The original Garmin Virb introduced motion sensors and GPS tracking to action cameras, adding an extra element to capturing the action, like the TomTom Bandit. Building on the solid foundation of the original Virb, Garmin has revisited the design, losing the bullet shape and remodeling the camera around the popular ‘box’ style. This new shape makes chest mounting far easier and, as with the original, the build quality is excellent. The XE offers increased video quality, it’s waterproof without an additional case, features Wi-Fi along with compatible app and software, this all makes the Virb XE one of the best action cameras at present.
Read the full review: Garmin Virb XE
The Hero5 Session follows on from the Hero4 Session, stripping back the action camera concept to its basics, but sharing many of the same specs as the Hero5 Black.
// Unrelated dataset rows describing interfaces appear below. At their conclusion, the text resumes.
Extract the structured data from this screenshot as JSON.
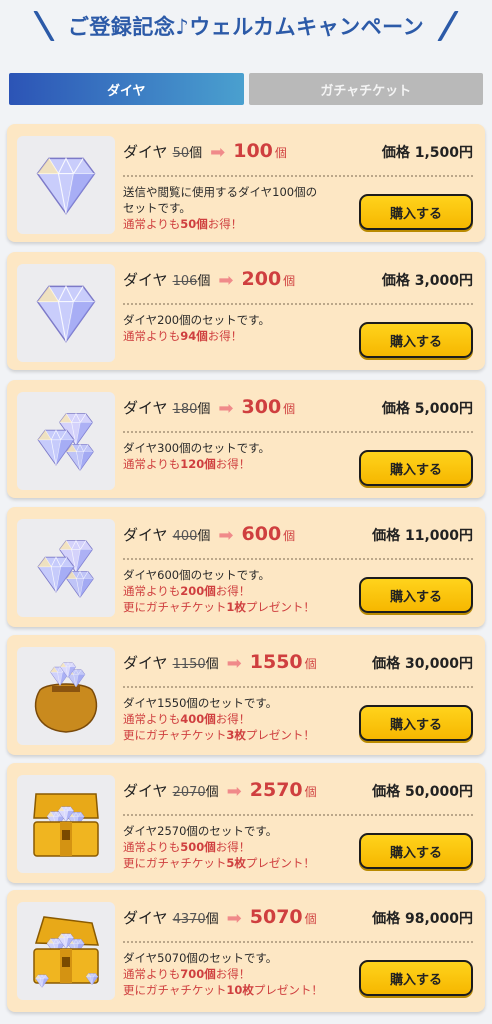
{
  "banner": {
    "title": "ご登録記念♪ウェルカムキャンペーン"
  },
  "tabs": [
    {
      "label": "ダイヤ",
      "active": true
    },
    {
      "label": "ガチャチケット",
      "active": false
    }
  ],
  "colors": {
    "brand_blue": "#2c5aa8",
    "card_bg": "#fde7c4",
    "accent_red": "#cf3f3f",
    "button_yellow": "#ffc80a"
  },
  "products": [
    {
      "item_label": "ダイヤ",
      "old_amount": "50",
      "old_unit": "個",
      "new_amount": "100",
      "new_unit": "個",
      "price": "価格 1,500円",
      "desc_lines": [
        "送信や閲覧に使用するダイヤ100個の",
        "セットです。"
      ],
      "discount_prefix": "通常よりも",
      "discount_value": "50個",
      "discount_suffix": "お得！",
      "bonus_prefix": "",
      "bonus_value": "",
      "bonus_suffix": "",
      "button_label": "購入する",
      "image_icon": "diamond-single-icon"
    },
    {
      "item_label": "ダイヤ",
      "old_amount": "106",
      "old_unit": "個",
      "new_amount": "200",
      "new_unit": "個",
      "price": "価格 3,000円",
      "desc_lines": [
        "ダイヤ200個のセットです。"
      ],
      "discount_prefix": "通常よりも",
      "discount_value": "94個",
      "discount_suffix": "お得！",
      "bonus_prefix": "",
      "bonus_value": "",
      "bonus_suffix": "",
      "button_label": "購入する",
      "image_icon": "diamond-single-icon"
    },
    {
      "item_label": "ダイヤ",
      "old_amount": "180",
      "old_unit": "個",
      "new_amount": "300",
      "new_unit": "個",
      "price": "価格 5,000円",
      "desc_lines": [
        "ダイヤ300個のセットです。"
      ],
      "discount_prefix": "通常よりも",
      "discount_value": "120個",
      "discount_suffix": "お得！",
      "bonus_prefix": "",
      "bonus_value": "",
      "bonus_suffix": "",
      "button_label": "購入する",
      "image_icon": "diamond-pile-icon"
    },
    {
      "item_label": "ダイヤ",
      "old_amount": "400",
      "old_unit": "個",
      "new_amount": "600",
      "new_unit": "個",
      "price": "価格 11,000円",
      "desc_lines": [
        "ダイヤ600個のセットです。"
      ],
      "discount_prefix": "通常よりも",
      "discount_value": "200個",
      "discount_suffix": "お得！",
      "bonus_prefix": "更にガチャチケット",
      "bonus_value": "1枚",
      "bonus_suffix": "プレゼント！",
      "button_label": "購入する",
      "image_icon": "diamond-pile-icon"
    },
    {
      "item_label": "ダイヤ",
      "old_amount": "1150",
      "old_unit": "個",
      "new_amount": "1550",
      "new_unit": "個",
      "price": "価格 30,000円",
      "desc_lines": [
        "ダイヤ1550個のセットです。"
      ],
      "discount_prefix": "通常よりも",
      "discount_value": "400個",
      "discount_suffix": "お得！",
      "bonus_prefix": "更にガチャチケット",
      "bonus_value": "3枚",
      "bonus_suffix": "プレゼント！",
      "button_label": "購入する",
      "image_icon": "diamond-bag-icon"
    },
    {
      "item_label": "ダイヤ",
      "old_amount": "2070",
      "old_unit": "個",
      "new_amount": "2570",
      "new_unit": "個",
      "price": "価格 50,000円",
      "desc_lines": [
        "ダイヤ2570個のセットです。"
      ],
      "discount_prefix": "通常よりも",
      "discount_value": "500個",
      "discount_suffix": "お得！",
      "bonus_prefix": "更にガチャチケット",
      "bonus_value": "5枚",
      "bonus_suffix": "プレゼント！",
      "button_label": "購入する",
      "image_icon": "treasure-chest-icon"
    },
    {
      "item_label": "ダイヤ",
      "old_amount": "4370",
      "old_unit": "個",
      "new_amount": "5070",
      "new_unit": "個",
      "price": "価格 98,000円",
      "desc_lines": [
        "ダイヤ5070個のセットです。"
      ],
      "discount_prefix": "通常よりも",
      "discount_value": "700個",
      "discount_suffix": "お得！",
      "bonus_prefix": "更にガチャチケット",
      "bonus_value": "10枚",
      "bonus_suffix": "プレゼント！",
      "button_label": "購入する",
      "image_icon": "treasure-chest-full-icon"
    }
  ]
}
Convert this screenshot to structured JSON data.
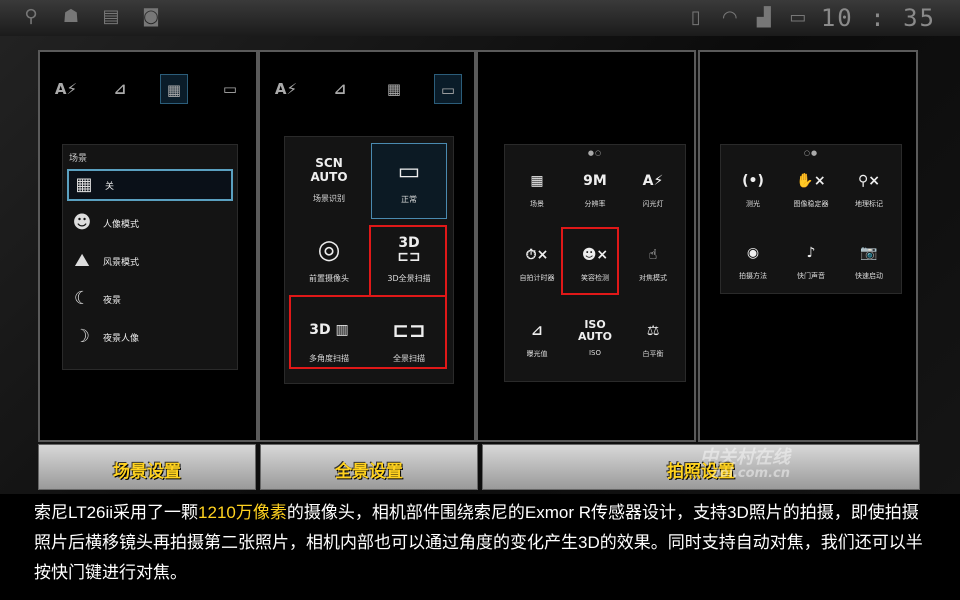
{
  "status_bar": {
    "left_icons": [
      "usb-icon",
      "android-icon",
      "sd-card-icon",
      "camera-app-icon"
    ],
    "right_icons": [
      "sim-icon",
      "wifi-icon",
      "signal-icon",
      "battery-icon"
    ],
    "time": "10 : 35"
  },
  "toolbar": {
    "flash": "A⚡",
    "exposure": "⊿",
    "scenes": "▦",
    "mode": "▭"
  },
  "scene_panel": {
    "title": "场景",
    "items": [
      {
        "icon": "grid-icon",
        "label": "关"
      },
      {
        "icon": "portrait-icon",
        "label": "人像模式"
      },
      {
        "icon": "landscape-icon",
        "label": "风景模式"
      },
      {
        "icon": "night-icon",
        "label": "夜景"
      },
      {
        "icon": "night-portrait-icon",
        "label": "夜景人像"
      }
    ]
  },
  "mode_panel": {
    "items": [
      {
        "icon": "SCN\nAUTO",
        "label": "场景识别"
      },
      {
        "icon": "▭",
        "label": "正常"
      },
      {
        "icon": "◎",
        "label": "前置摄像头"
      },
      {
        "icon": "3D ⊏⊐",
        "label": "3D全景扫描"
      },
      {
        "icon": "3D ▥",
        "label": "多角度扫描"
      },
      {
        "icon": "⊏⊐",
        "label": "全景扫描"
      }
    ]
  },
  "settings_page1": {
    "dots": "●○",
    "items": [
      {
        "icon": "▦",
        "label": "场景"
      },
      {
        "icon": "9M",
        "label": "分辨率"
      },
      {
        "icon": "A⚡",
        "label": "闪光灯"
      },
      {
        "icon": "⏱×",
        "label": "自拍计时器"
      },
      {
        "icon": "☻×",
        "label": "笑容检测"
      },
      {
        "icon": "☝",
        "label": "对焦模式"
      },
      {
        "icon": "⊿",
        "label": "曝光值"
      },
      {
        "icon": "ISO\nAUTO",
        "label": "ISO"
      },
      {
        "icon": "⚖",
        "label": "白平衡"
      }
    ]
  },
  "settings_page2": {
    "dots": "○●",
    "items": [
      {
        "icon": "(•)",
        "label": "测光"
      },
      {
        "icon": "✋×",
        "label": "图像稳定器"
      },
      {
        "icon": "⚲×",
        "label": "地理标记"
      },
      {
        "icon": "◉",
        "label": "拍摄方法"
      },
      {
        "icon": "♪",
        "label": "快门声音"
      },
      {
        "icon": "📷",
        "label": "快速启动"
      }
    ]
  },
  "captions": {
    "scene": "场景设置",
    "panorama": "全景设置",
    "shooting": "拍照设置"
  },
  "watermark": {
    "main": "中关村在线",
    "sub": "zol.com.cn"
  },
  "description": {
    "part1": "索尼LT26ii采用了一颗",
    "highlight": "1210万像素",
    "part2": "的摄像头，相机部件围绕索尼的Exmor R传感器设计，支持3D照片的拍摄，即使拍摄照片后横移镜头再拍摄第二张照片，相机内部也可以通过角度的变化产生3D的效果。同时支持自动对焦，我们还可以半按快门键进行对焦。"
  },
  "colors": {
    "caption_text": "#ffd21f",
    "highlight_frame": "#e01818",
    "selection": "#5aa0c0"
  }
}
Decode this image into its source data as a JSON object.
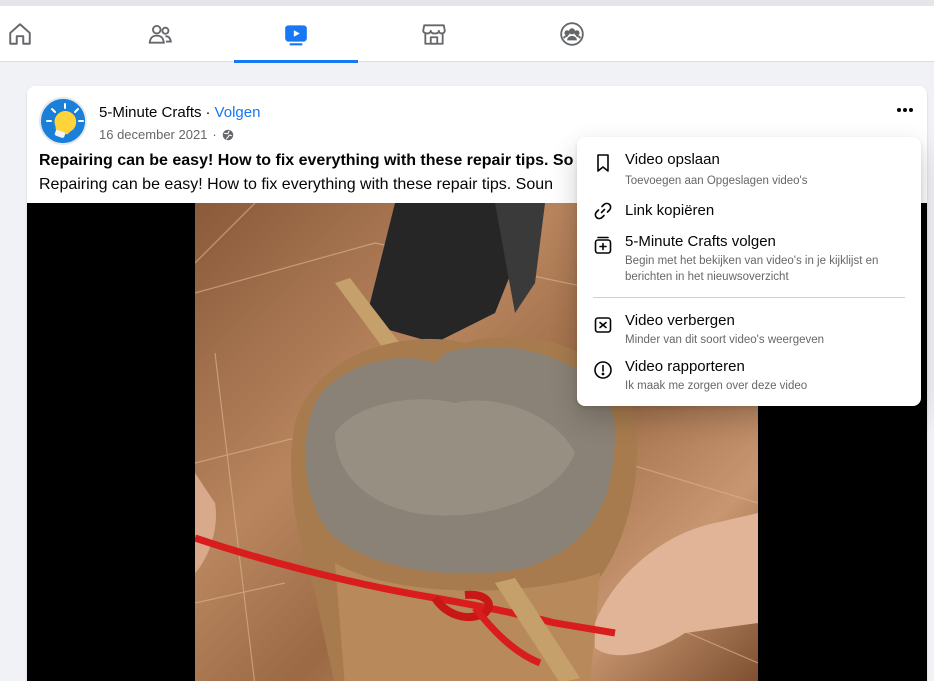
{
  "nav": {
    "tabs": [
      {
        "name": "home",
        "icon": "home-icon",
        "active": false
      },
      {
        "name": "friends",
        "icon": "friends-icon",
        "active": false
      },
      {
        "name": "watch",
        "icon": "video-play-icon",
        "active": true
      },
      {
        "name": "marketplace",
        "icon": "marketplace-icon",
        "active": false
      },
      {
        "name": "groups",
        "icon": "groups-icon",
        "active": false
      }
    ],
    "accent_color": "#1877f2"
  },
  "post": {
    "author": "5-Minute Crafts",
    "separator": "·",
    "follow_label": "Volgen",
    "date": "16 december 2021",
    "title": "Repairing can be easy! How to fix everything with these repair tips. So",
    "text": "Repairing can be easy! How to fix everything with these repair tips. Soun"
  },
  "menu": {
    "items": [
      {
        "label": "Video opslaan",
        "sub": "Toevoegen aan Opgeslagen video's",
        "icon": "bookmark-icon"
      },
      {
        "label": "Link kopiëren",
        "sub": "",
        "icon": "link-icon"
      },
      {
        "label": "5-Minute Crafts volgen",
        "sub": "Begin met het bekijken van video's in je kijklijst en berichten in het nieuwsoverzicht",
        "icon": "follow-icon"
      },
      {
        "label": "Video verbergen",
        "sub": "Minder van dit soort video's weergeven",
        "icon": "hide-icon"
      },
      {
        "label": "Video rapporteren",
        "sub": "Ik maak me zorgen over deze video",
        "icon": "report-icon"
      }
    ]
  }
}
That includes 4K video capture up to 30fps, image stabilisation, voice control and is waterproof down to 10m. The large Record button on the top starts and stops recording so there’s no worrying about different modes and options – that’s all handled by the app (though it does have a simple menu system if you wish). Back to basics, but still captures the quality of video that you’d expect from GoPro.
Read the full review: GoPro Hero5 Session
The SJCAM SJ7 delivers some good-looking footage, especially when shooting in 4K. However, this budget GoPro Hero5 rival doesn’t boast the sort of professional features offered by the biggest name in the action camera game, such as voice activation, GPS and the ability to make quick and easy video clips via a smartphone app. If you want a action camera that delivers strong footage at a fraction of the price though, then the SJCAM SJ7 Star is worth a look.
Read our in-depth SJCAM SJ7 Star review
Though not technically a action camera, DJI’s new Osmo Pocket is still going after the same audience. While it’s not as rugged as dedicated action camera rivals, the Osmo Pocket has a clever trick up its sleeve in the shape of a built-in gimbal. Gimbals as designed to counteract unwanted movement and help you shoot super-smooth videos – while GoPro’s Hero7 Black has some clever image stabilization tricks, there’s no substitute for dedicated hardware. The Osmo Pocket features three-axis stabilized gimbal and measures just four inches tall. The 1/2.3-inch sensor is capable of recording 12MP still images and 4K video footage up to 60fps, while there are built-in dual microphones that use advanced noise-canceling algorithms, which DJI says should ensure that you capture high-quality audio to match your footage.
Read our full DJI Osmo Pocket review here